### WHAT YOU SHOULD DO
Go through the entries below and count the lines where "align" occurs. Give nothing but that number.

### DATA LISTING
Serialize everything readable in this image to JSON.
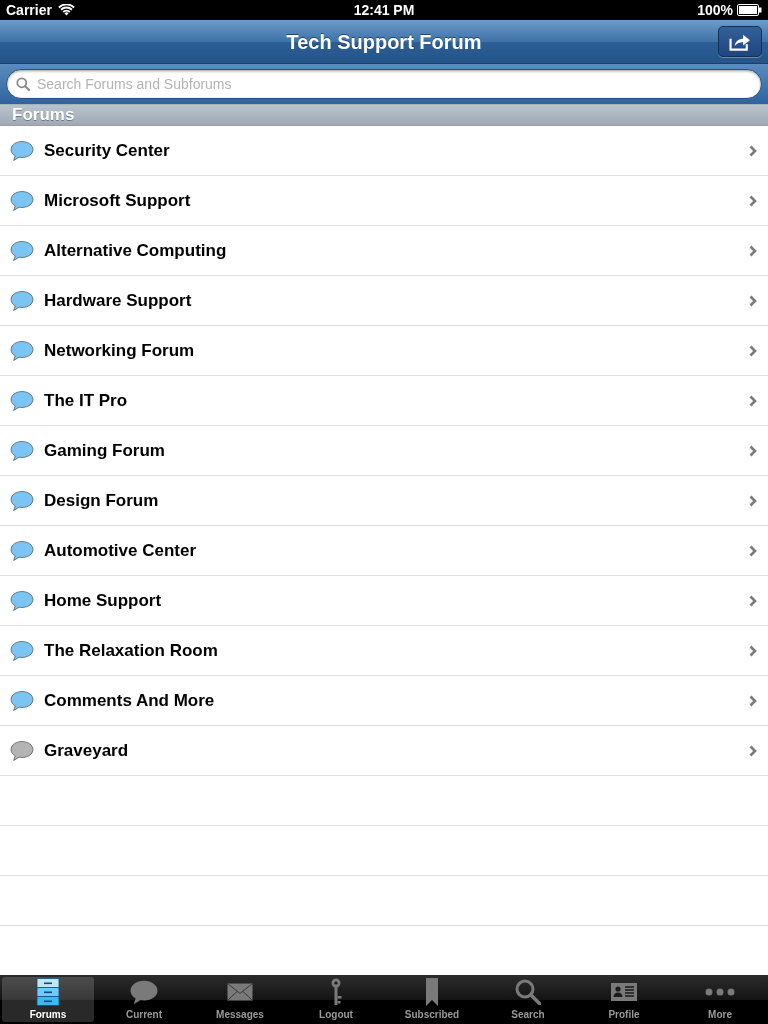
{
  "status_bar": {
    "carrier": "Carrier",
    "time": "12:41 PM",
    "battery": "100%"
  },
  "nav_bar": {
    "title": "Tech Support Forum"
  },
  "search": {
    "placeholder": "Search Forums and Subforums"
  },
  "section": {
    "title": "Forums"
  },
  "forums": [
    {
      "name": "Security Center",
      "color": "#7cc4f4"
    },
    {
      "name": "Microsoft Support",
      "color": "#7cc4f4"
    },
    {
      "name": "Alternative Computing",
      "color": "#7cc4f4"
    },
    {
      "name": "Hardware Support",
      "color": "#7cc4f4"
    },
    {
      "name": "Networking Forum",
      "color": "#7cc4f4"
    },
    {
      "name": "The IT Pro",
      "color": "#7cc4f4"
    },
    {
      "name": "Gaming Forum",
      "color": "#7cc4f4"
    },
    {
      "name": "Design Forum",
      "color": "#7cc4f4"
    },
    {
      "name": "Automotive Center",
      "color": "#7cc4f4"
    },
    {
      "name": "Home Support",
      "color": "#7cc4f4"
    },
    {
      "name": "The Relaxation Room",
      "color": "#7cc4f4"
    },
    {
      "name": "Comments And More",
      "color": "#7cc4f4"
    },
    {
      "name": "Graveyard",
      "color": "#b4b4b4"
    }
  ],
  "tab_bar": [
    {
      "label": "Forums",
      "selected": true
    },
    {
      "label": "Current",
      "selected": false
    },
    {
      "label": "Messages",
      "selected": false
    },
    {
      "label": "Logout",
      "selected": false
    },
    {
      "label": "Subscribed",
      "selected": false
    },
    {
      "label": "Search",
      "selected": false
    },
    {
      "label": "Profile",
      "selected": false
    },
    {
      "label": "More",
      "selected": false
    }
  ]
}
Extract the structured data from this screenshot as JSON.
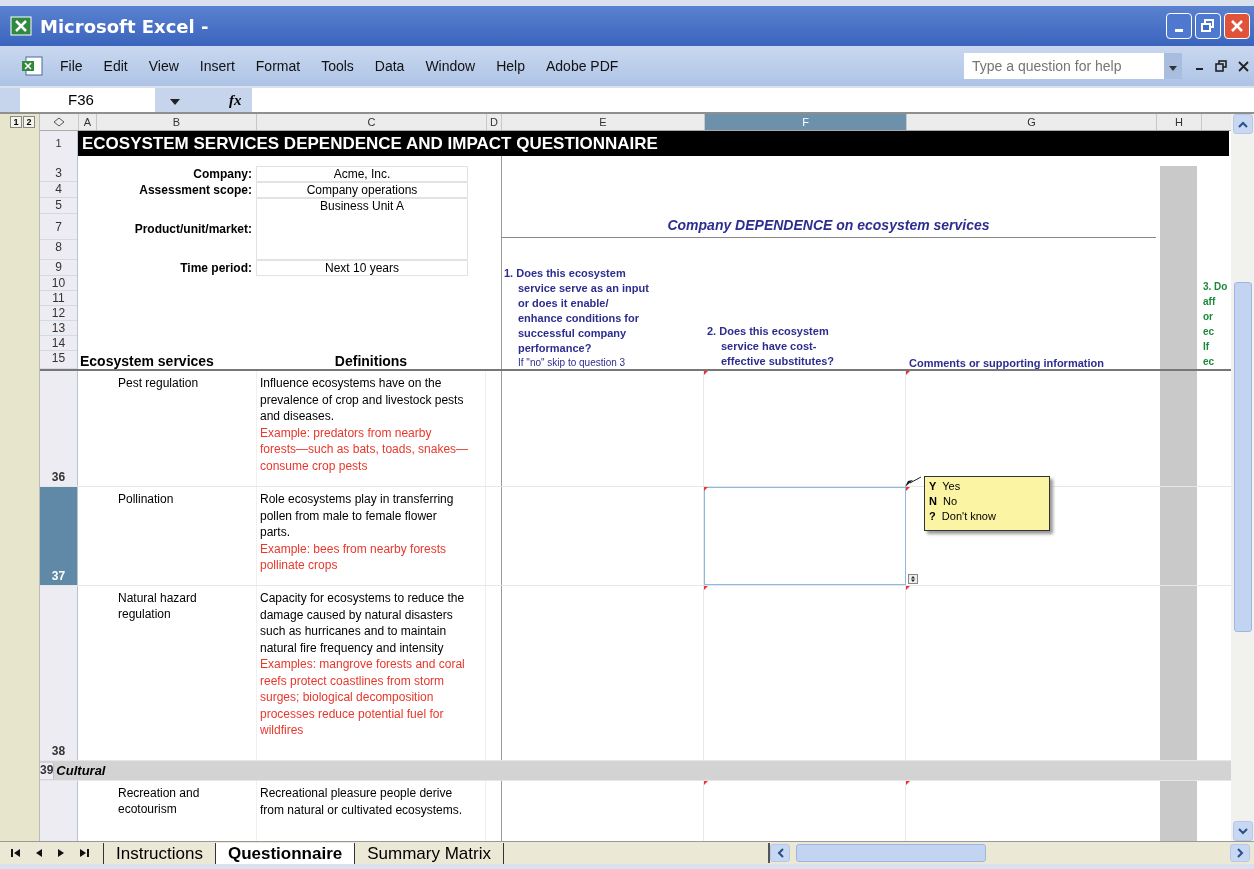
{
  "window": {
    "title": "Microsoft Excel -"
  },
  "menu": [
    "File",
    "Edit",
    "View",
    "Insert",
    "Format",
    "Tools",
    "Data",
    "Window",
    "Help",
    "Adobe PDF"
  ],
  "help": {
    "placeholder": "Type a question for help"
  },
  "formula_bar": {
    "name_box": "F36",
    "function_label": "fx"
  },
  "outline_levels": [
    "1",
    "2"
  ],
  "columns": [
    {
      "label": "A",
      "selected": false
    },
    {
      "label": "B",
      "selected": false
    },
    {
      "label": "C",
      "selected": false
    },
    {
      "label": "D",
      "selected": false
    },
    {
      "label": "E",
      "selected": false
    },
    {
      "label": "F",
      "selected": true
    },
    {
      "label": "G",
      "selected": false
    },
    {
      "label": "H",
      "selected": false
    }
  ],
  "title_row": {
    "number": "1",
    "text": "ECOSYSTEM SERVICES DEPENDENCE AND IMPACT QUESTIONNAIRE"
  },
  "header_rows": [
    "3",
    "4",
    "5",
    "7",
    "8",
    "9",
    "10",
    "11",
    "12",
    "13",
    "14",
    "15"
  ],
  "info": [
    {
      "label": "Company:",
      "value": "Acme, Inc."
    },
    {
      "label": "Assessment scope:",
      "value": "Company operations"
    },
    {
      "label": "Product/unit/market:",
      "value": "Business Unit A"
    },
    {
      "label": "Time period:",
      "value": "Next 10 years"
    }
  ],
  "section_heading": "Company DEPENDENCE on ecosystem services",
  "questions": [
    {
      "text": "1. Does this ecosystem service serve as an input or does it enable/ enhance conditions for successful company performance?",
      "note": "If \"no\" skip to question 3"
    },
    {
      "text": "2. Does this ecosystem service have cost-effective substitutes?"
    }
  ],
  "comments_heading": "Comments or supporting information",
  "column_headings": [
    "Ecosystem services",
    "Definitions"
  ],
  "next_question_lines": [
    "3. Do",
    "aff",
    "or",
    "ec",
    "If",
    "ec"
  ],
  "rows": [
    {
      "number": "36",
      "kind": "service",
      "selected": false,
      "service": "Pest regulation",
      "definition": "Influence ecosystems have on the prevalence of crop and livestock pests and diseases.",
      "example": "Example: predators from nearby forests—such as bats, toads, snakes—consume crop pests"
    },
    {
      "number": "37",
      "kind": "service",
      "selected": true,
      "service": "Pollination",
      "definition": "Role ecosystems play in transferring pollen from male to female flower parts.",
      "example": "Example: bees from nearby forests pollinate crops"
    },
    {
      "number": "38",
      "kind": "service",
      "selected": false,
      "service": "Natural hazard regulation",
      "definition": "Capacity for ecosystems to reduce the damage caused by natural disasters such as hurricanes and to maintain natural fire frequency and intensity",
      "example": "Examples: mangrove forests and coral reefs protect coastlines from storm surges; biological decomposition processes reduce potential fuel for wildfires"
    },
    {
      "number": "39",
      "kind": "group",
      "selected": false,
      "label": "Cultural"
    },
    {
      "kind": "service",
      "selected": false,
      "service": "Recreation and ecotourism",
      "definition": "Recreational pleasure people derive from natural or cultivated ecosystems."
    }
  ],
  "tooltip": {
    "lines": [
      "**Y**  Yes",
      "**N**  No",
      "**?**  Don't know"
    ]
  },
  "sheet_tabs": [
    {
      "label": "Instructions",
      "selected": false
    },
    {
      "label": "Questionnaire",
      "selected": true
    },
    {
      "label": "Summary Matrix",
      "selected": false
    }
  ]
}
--
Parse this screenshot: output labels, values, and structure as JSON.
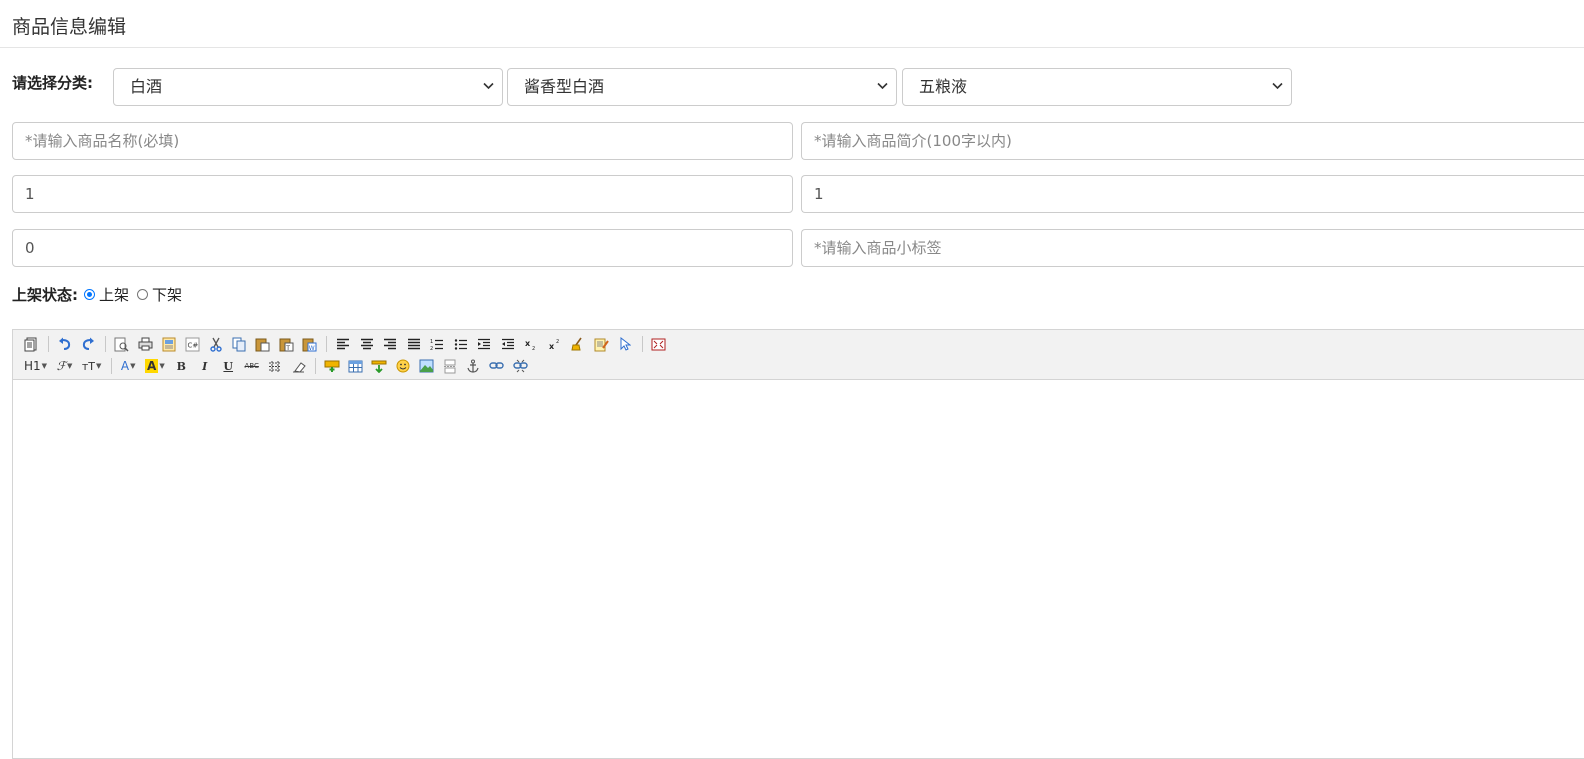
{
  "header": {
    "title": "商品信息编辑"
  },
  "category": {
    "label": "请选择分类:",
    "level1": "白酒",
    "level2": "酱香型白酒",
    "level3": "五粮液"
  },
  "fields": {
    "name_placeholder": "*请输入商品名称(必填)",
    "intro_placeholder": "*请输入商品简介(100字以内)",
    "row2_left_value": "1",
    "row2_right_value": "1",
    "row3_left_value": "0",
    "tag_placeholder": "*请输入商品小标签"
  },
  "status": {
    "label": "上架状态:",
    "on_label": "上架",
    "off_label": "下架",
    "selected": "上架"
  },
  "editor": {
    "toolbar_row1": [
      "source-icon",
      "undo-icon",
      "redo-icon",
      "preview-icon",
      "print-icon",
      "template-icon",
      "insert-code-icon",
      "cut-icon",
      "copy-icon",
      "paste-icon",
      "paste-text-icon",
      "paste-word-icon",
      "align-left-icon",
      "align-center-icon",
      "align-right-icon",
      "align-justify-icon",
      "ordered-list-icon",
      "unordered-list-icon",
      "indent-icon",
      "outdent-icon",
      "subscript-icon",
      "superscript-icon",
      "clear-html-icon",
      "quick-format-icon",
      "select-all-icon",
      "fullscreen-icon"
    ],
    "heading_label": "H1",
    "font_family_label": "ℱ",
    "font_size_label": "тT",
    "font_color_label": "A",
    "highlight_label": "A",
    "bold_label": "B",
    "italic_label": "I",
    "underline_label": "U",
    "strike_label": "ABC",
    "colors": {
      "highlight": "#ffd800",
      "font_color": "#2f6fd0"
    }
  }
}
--
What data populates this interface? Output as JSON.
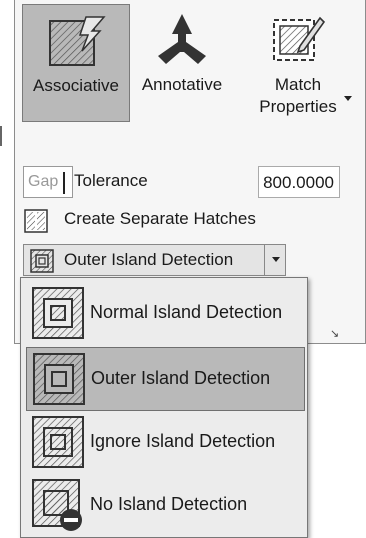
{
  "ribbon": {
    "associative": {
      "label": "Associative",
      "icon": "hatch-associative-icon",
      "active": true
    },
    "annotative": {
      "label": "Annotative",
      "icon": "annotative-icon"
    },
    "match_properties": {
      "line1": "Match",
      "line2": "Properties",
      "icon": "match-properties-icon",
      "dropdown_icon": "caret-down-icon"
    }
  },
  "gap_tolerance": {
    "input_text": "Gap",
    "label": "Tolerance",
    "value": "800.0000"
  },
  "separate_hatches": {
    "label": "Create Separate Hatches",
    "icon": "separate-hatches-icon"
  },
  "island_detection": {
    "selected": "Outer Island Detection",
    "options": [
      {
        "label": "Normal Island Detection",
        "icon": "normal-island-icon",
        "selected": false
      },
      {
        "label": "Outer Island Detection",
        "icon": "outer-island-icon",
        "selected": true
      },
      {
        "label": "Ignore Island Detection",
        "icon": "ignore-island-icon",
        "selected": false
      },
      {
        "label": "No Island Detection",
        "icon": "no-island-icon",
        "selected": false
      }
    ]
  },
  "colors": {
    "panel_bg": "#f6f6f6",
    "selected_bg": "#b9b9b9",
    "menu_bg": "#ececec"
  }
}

### REPLY
4